LOVED our Denyse Schmidt improvisational patchwork + design class. I will definitely write more about that soon. For now I’d love to point you to Blair’s posts here and here (yay, got to meet Blair!) and share just one photo of about 2/3 of our class design wall. My blocks are the yellow, blue, gray and brown ones in the upper center. Several people in the class said that they thought they looked like me – which I think too. I loved doing two days’ worth of inspiring piecing towards what I hope is a bed quilt – no pressure to finish it by a deadline or explain how to make it to anyone else, and using colors I love, in a simple pattern I can break up with extra scrap piecing whenever I want to…

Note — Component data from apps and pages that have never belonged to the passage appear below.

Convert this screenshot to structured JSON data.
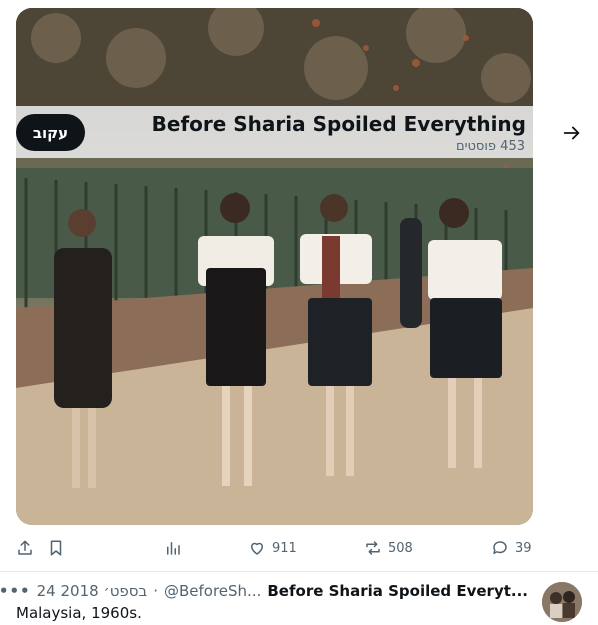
{
  "community": {
    "title": "Before Sharia Spoiled Everything",
    "post_count": "453 פוסטים",
    "follow_label": "עקוב"
  },
  "actions": {
    "replies": "39",
    "reposts": "508",
    "likes": "911"
  },
  "tweet": {
    "author_name": "Before Sharia Spoiled Everyt...",
    "handle": "@BeforeSh...",
    "separator": "·",
    "date": "24 בספט׳ 2018",
    "more": "•••",
    "text": "Malaysia, 1960s."
  },
  "colors": {
    "text_primary": "#0f1419",
    "text_secondary": "#536471",
    "button_dark": "#0f1419"
  }
}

Now, I’m jumping into a solo game of house tetris – switching the kids’ bedrooms around so that Pearl has a big-girl room and Everett gets the nursery, and my tiny, adorable, and chronically overstuffed craft room is heading down two flights of stairs to the basement. I have put in about a day and a half of hard labor so far and I am completely loving it. I have a big, beautiful desk to sew on, my favorite fabrics are folded on a shelf, I’ve ruthlessly sorted out a decade’s worth of craft + beyond magazines, and packed away my beloved but under-used supplies for now. I haven’t had time to make jewelry or use my Gocco printer in the last long while, but the things for them have been right smack in the heart of my workspace. So I’m a little sad to box so many things up and store them (nearby), but it’s so liberating to be able to see what I have and use it. I just don’t have all the open-ended craft time I used to (and my work has changed so much in the last few years, as magazines and publishing shifts) so my workspace needs to reflect that. And to be honest, my room had been so messy since finishing up 23 quilts and patchwork projects on deadline + having a baby overloaded the already precarious balance that I didn’t take any before photos. I just don’t want to see it like that again, it had been stressing me out, and a fresh start is really inspiring me.

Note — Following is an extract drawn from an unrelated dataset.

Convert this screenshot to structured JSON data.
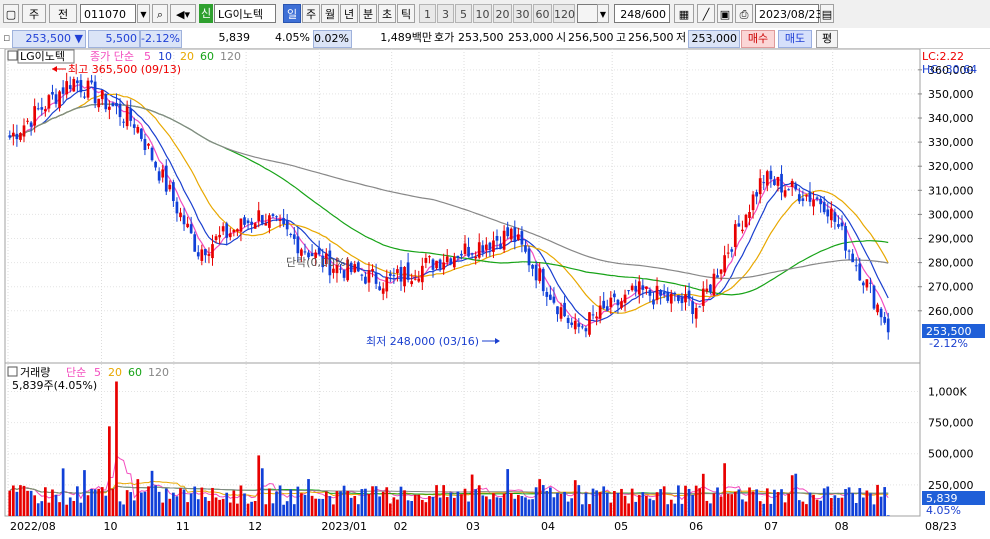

One other new thing is that I am switching my card catalog from holding my vast collection of jewelry findings to all the sewing essentials that ended up around the room – bias tape, zippers, rick-rack (an essential to me anyway!) and hand-sewing bits. I love it already. I always loved Tricia’s sewing catalog so I’m following in her footsteps!
One last craft-room switch thing that I’m super excited about is painting a section of the basement wall. Most of my space has wood walls, but there’s a stretch of it painted with a dull, flat tannish color (similar to some of what we put chalkboard paint over on Pearl’s side of things). I went through a lot of my little treasures I want to put up on the wall, and found this one from around 2003 – I used to sell my jewelry at Alicia‘s shop (her beautiful half of Ella + Posie) and did a craft fair there for the holidays with Torie. Alicia made each vendor a name decoration for the tables, and I still have mine. I took it to the hardware store with Everett this morning, played with paint chips for a little while, and settled on Tropicana Cabana (on the right). I thought about the lighter version (on the left) – but this is a basement, in Oregon, and I want some color! So I hope to have an after photo soon, as soon as I hit publish I will be taping the edges…

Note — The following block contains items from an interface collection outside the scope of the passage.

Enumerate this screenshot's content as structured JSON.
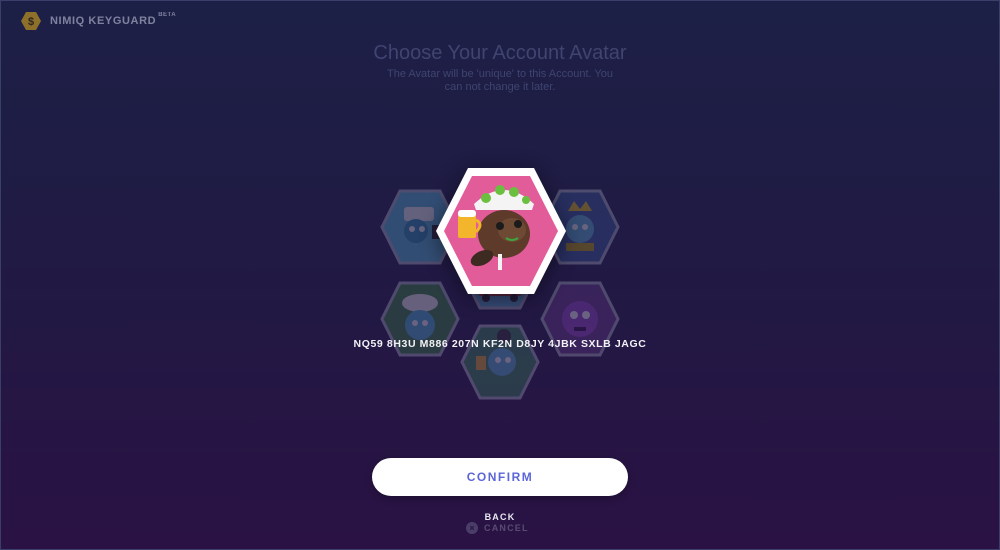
{
  "header": {
    "app_name": "NIMIQ KEYGUARD",
    "badge": "BETA",
    "logo_icon": "nimiq-hexagon-logo-icon"
  },
  "page": {
    "title": "Choose Your Account Avatar",
    "subtitle": "The Avatar will be 'unique' to this Account. You can not change it later."
  },
  "avatars": {
    "selected": {
      "icon": "beaver-with-beer-avatar-icon",
      "background": "#e35c9a"
    },
    "options": [
      {
        "icon": "robot-with-hat-avatar-icon"
      },
      {
        "icon": "crowned-creature-avatar-icon"
      },
      {
        "icon": "chef-hat-bird-avatar-icon"
      },
      {
        "icon": "car-avatar-icon"
      },
      {
        "icon": "purple-monster-avatar-icon"
      },
      {
        "icon": "bird-with-beer-avatar-icon"
      }
    ]
  },
  "address": "NQ59 8H3U M886 207N KF2N D8JY 4JBK SXLB JAGC",
  "actions": {
    "confirm_label": "CONFIRM",
    "back_label": "BACK",
    "cancel_label": "CANCEL"
  },
  "colors": {
    "accent": "#5b66d8",
    "background_top": "#1d2046",
    "background_bottom": "#2a1244"
  }
}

Happy summer and happy crafting! I am so excited to do some new things and sew some things that have been on my list for a long time. Hope to see you soon.